India still needs to combine its disparate partnerships in the West Asian littorals into a comprehensive strategy, placing trade and infrastructure connectivity at the heart of its maritime engagement. India must also convince partners such as the US, EU, and Japan of the strategic value in investing and engaging with this region in order to reduce regional economic dependence on Beijing.
With the US in retreat, the steadily growing engagement of China, and the disillusionment of the Arab uprisings, the appeal of liberal democracy, a framework that could have supported the growth of the green shoots, is waning.
Superficially, the region is seen through the pragmatism of national security; the European Union sees it through the prism of a migration crisis; and the view of the US, and many of its allies, is coloured by a rhetoric of Islamophobia that has been growing since the 9/11 attacks and fallout from the 2003 invasion into Iraq.
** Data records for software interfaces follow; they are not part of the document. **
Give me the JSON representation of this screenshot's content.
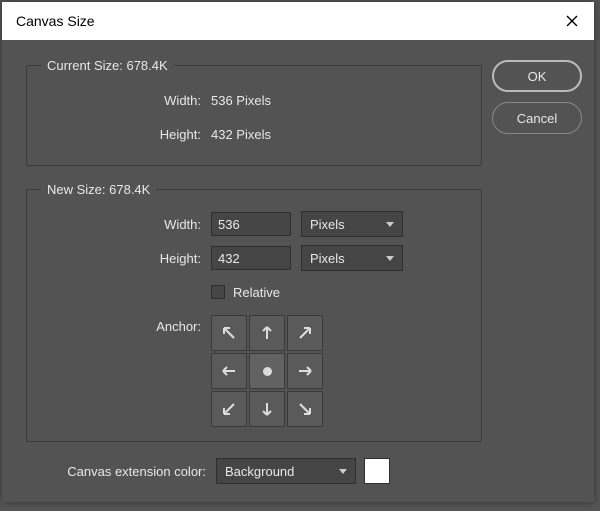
{
  "title": "Canvas Size",
  "buttons": {
    "ok": "OK",
    "cancel": "Cancel"
  },
  "current": {
    "legend": "Current Size: 678.4K",
    "width_label": "Width:",
    "width_value": "536 Pixels",
    "height_label": "Height:",
    "height_value": "432 Pixels"
  },
  "new": {
    "legend": "New Size: 678.4K",
    "width_label": "Width:",
    "width_value": "536",
    "width_unit": "Pixels",
    "height_label": "Height:",
    "height_value": "432",
    "height_unit": "Pixels",
    "relative_label": "Relative",
    "anchor_label": "Anchor:"
  },
  "extension": {
    "label": "Canvas extension color:",
    "value": "Background",
    "swatch": "#ffffff"
  }
}
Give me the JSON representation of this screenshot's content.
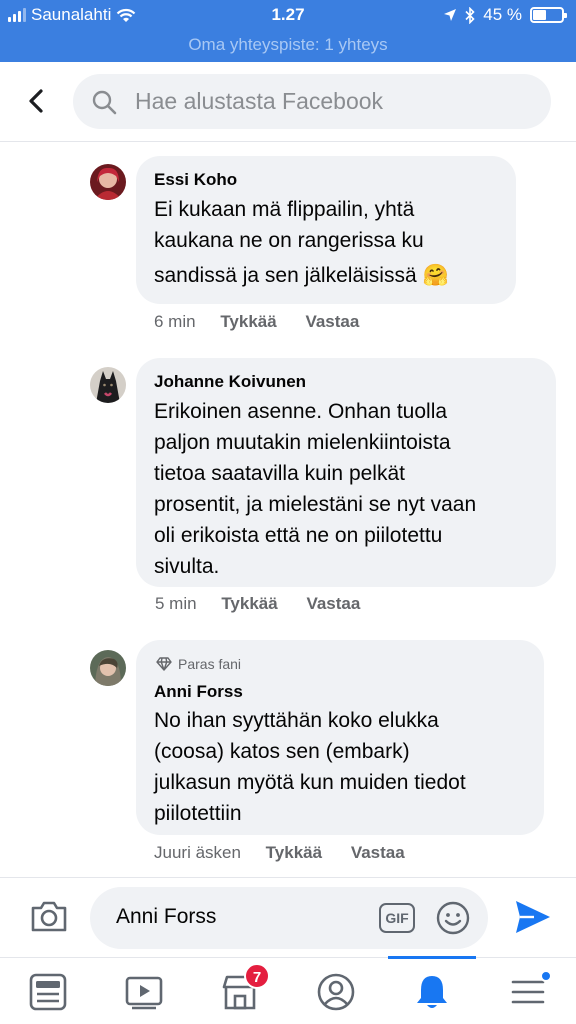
{
  "status_bar": {
    "carrier": "Saunalahti",
    "time": "1.27",
    "battery_text": "45 %",
    "battery_level": 0.45,
    "hotspot": "Oma yhteyspiste: 1 yhteys"
  },
  "header": {
    "search_placeholder": "Hae alustasta Facebook"
  },
  "comments": [
    {
      "name": "Essi Koho",
      "lines": [
        "Ei kukaan mä flippailin, yhtä",
        "kaukana ne on rangerissa ku",
        "sandissä ja sen jälkeläisissä 🤗"
      ],
      "time": "6 min",
      "like": "Tykkää",
      "reply": "Vastaa"
    },
    {
      "name": "Johanne Koivunen",
      "lines": [
        "Erikoinen asenne. Onhan tuolla",
        "paljon muutakin mielenkiintoista",
        "tietoa saatavilla kuin pelkät",
        "prosentit, ja mielestäni se nyt vaan",
        "oli erikoista että ne on piilotettu",
        "sivulta."
      ],
      "time": "5 min",
      "like": "Tykkää",
      "reply": "Vastaa"
    },
    {
      "badge": "Paras fani",
      "name": "Anni Forss",
      "lines": [
        "No ihan syyttähän koko elukka",
        "(coosa) katos sen (embark)",
        "julkasun myötä kun muiden tiedot",
        "piilotettiin"
      ],
      "time": "Juuri äsken",
      "like": "Tykkää",
      "reply": "Vastaa"
    }
  ],
  "composer": {
    "value": "Anni Forss",
    "gif_label": "GIF"
  },
  "tabbar": {
    "marketplace_badge": "7",
    "active_tab": "notifications"
  },
  "colors": {
    "status_bar": "#3b7fe0",
    "accent": "#1877f2",
    "badge": "#e41e3f",
    "bubble": "#f0f2f5"
  }
}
And Shahram Akbarzadeh:
The youth in Egypt and Iran see how their counterparts live in Europe and the opportunities they enjoy, and want the same. Frustrated expectations are a destabilising force that goes far beyond the absence of economic opportunities.
Geo TV, the most popular news channel in Pakistan, was taken off-air at the behest of the military and intelligence agencies. Hussain Nadim:
Almost everyone I interviewed, including senior and mid-ranking officials in the security establishment, saw the internal threat emanating from within Pakistan as a primary national security concern. It is taken more seriously than the threat from India, Afghanistan, or the US.
Rodger Shanahan recently visited Iran:
I first went to Iran in the late 1990s, and every time I return I learn something new about the place and its people. The travel can be various parts exhilarating and frustrating, but it’s always educational. My trip last month is a case in point.